Researchers design versatile and elastic 'soft' crystals
The field of material science has become exciting in the recent past with scientists discovering some remarkable properties and behaviour of novel materials. In one such study, researchers from the National Institute of Technology, Meghalaya, India, and the New York University Abu Dhabi, UAE have designed a versatile crystal material that can be twisted with heat, bent with light, is elastic and can heal itself by heating or cooling.
In the study published in the international edition of the journal Angewandte Chemie, the researchers have detailed the synthesis of the crystal material. They used probenecid, a chemical compound that is usually used to help excrete uric acid from the body, and 4,4'-azopyridine, an aromatic compound, in 2:1 ratio to form a cocrystal, which consists of these two molecules.
The researchers have tested the behaviour of the crystal by heating it up to 68° C and then cooling it. They observed that 14 out of 35 crystals, when twisted, retained its shape. They also saw a transition of the crystal from one form to another when it was heated above its phase transition temperature, but came back to its original form on cooling. The tests also showed that the crystal could repair itself from the generated cracks during the first heating cycle, which disappeared during the second heating cycle, thus demonstrating its ability to heal.
When mechanical stress was applied on the crystal, it exhibited elastic properties and relapsed into its pre-stress state due to its molecular interaction and arrangement. Also, when the crystal was irradiated with ultraviolet (UV) light, it behaved rapidly by bending away from the light source because atoms within the azopyridine molecules undergo rearrangement upon irradiation. However, when the incident light was stopped, the crystals recovered to its original state.

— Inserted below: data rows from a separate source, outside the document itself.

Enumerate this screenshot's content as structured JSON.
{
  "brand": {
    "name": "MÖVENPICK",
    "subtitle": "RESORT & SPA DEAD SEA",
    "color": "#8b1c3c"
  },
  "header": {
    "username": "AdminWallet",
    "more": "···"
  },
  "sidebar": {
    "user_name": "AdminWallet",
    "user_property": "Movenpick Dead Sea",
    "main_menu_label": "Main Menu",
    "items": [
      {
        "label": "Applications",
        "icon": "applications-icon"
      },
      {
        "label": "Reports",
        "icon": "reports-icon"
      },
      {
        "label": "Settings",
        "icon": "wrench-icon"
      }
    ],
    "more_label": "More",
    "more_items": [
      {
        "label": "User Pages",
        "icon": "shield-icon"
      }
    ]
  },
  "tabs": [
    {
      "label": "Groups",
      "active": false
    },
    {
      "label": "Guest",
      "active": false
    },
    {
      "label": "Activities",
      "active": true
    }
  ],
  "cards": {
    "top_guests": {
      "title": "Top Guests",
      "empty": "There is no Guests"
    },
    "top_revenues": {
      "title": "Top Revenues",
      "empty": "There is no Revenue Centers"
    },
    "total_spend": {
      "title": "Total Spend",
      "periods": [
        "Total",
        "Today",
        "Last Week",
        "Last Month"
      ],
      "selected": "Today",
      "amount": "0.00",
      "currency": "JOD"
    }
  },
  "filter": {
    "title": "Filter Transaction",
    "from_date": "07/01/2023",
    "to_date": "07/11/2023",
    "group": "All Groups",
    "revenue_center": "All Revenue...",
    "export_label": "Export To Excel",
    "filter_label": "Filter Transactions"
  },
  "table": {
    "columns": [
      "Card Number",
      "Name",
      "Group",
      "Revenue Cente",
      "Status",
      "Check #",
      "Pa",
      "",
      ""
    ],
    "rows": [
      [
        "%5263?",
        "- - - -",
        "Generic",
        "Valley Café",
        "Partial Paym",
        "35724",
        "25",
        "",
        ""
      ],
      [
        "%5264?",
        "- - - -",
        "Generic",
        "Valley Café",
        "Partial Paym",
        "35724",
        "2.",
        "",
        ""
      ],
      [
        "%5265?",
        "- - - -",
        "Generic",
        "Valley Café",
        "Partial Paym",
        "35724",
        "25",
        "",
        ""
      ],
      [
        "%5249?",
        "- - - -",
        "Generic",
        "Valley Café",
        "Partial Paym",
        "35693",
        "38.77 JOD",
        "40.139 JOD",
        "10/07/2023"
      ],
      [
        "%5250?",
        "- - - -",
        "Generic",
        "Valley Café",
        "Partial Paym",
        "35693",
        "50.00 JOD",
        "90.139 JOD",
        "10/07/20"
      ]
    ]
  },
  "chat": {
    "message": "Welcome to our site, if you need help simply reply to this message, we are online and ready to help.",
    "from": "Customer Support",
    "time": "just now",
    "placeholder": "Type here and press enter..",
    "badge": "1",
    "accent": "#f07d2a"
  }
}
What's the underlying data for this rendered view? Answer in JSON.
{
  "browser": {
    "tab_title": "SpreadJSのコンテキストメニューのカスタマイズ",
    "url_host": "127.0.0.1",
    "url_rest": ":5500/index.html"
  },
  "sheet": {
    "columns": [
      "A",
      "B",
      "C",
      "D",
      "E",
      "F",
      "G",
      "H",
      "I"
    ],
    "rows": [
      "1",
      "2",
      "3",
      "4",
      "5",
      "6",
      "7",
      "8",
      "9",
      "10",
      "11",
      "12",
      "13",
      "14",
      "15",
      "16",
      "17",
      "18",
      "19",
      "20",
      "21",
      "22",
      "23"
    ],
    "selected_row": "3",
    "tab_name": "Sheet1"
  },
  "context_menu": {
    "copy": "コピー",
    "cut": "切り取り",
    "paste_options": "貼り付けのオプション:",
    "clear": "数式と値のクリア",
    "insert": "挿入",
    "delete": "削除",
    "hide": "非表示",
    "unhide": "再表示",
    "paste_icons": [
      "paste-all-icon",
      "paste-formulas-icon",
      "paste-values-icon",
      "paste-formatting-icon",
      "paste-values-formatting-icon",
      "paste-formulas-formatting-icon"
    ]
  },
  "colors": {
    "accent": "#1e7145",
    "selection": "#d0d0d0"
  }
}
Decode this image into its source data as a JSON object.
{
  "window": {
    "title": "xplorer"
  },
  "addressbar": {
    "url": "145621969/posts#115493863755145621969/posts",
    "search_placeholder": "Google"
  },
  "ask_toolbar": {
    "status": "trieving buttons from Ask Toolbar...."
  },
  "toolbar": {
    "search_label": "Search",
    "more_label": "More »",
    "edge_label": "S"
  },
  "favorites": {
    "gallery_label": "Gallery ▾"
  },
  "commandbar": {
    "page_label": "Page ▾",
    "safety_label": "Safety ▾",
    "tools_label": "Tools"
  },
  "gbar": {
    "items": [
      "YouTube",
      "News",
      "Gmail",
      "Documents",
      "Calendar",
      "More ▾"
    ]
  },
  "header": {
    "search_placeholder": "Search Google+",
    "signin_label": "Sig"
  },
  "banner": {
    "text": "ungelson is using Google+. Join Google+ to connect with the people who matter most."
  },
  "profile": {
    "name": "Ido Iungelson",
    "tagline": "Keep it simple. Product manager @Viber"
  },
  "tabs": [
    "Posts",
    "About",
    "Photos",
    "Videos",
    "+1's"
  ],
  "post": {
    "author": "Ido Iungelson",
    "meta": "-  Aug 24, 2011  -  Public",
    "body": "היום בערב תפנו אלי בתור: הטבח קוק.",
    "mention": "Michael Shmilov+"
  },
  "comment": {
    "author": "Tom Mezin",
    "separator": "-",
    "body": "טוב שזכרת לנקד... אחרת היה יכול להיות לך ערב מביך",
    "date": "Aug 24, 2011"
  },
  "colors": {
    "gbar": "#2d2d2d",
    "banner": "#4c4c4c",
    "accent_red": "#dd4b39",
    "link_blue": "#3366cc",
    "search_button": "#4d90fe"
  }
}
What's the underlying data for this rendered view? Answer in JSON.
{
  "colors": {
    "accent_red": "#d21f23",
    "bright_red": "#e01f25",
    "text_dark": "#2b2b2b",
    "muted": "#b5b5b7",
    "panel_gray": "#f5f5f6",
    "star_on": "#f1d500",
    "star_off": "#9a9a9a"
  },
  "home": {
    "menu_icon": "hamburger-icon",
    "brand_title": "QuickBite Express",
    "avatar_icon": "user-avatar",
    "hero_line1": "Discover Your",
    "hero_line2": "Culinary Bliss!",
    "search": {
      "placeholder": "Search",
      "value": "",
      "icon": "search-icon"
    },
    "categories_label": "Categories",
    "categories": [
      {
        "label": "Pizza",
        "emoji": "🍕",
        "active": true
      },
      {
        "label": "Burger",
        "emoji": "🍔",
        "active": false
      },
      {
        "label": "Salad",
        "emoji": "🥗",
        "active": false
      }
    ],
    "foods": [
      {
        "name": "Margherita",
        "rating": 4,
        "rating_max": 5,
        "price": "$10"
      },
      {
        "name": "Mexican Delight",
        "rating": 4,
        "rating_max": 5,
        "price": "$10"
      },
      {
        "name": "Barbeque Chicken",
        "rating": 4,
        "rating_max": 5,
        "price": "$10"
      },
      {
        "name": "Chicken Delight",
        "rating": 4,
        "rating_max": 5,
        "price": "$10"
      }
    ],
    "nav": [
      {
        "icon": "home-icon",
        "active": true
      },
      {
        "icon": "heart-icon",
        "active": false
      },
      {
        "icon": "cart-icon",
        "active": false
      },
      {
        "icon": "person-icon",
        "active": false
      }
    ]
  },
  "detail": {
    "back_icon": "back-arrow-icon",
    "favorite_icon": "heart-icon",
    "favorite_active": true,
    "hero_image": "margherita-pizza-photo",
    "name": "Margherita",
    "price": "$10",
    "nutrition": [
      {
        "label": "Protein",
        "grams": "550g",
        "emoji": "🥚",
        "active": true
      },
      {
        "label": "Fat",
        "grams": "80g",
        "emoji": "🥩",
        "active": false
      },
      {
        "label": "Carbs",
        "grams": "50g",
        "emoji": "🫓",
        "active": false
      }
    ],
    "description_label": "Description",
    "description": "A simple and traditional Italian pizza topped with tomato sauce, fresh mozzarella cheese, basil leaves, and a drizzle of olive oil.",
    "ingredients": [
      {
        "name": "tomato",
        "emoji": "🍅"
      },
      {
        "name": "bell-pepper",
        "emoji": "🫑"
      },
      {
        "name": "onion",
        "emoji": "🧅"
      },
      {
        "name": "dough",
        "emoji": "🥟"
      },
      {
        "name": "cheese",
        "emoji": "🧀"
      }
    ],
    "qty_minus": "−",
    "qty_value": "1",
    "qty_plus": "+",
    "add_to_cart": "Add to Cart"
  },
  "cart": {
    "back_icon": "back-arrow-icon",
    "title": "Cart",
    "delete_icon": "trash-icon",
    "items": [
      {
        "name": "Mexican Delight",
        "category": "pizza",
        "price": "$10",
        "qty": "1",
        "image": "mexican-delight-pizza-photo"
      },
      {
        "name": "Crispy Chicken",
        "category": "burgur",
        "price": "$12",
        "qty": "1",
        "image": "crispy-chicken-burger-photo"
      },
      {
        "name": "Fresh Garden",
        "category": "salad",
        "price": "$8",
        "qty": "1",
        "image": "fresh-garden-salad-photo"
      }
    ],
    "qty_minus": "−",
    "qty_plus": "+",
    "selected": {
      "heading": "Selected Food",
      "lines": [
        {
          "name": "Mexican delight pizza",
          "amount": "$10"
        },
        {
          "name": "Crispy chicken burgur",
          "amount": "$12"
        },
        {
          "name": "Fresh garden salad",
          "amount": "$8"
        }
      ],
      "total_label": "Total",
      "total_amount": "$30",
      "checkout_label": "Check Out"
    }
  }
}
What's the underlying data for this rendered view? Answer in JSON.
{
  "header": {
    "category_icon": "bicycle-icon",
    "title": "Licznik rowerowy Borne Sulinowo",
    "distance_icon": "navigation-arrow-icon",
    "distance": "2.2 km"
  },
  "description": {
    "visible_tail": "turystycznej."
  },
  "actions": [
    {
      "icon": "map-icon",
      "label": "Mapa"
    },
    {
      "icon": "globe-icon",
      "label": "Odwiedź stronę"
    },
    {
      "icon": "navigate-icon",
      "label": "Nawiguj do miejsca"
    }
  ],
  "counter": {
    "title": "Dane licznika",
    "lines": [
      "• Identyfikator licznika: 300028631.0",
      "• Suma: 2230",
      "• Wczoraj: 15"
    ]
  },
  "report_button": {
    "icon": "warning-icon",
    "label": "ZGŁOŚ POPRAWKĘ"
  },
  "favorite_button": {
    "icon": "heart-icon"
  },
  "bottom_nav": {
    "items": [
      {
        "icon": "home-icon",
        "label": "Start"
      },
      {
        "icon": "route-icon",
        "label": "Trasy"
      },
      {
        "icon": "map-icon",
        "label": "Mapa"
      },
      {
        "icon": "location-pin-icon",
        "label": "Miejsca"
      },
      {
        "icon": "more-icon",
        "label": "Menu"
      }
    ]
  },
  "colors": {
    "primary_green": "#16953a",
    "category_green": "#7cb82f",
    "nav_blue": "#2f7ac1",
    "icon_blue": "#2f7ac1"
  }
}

The researchers claim that these versatile crystals have the potential to be as microcomponents in the field of micro-robotics and microfluidics, as micro-gears and actuators.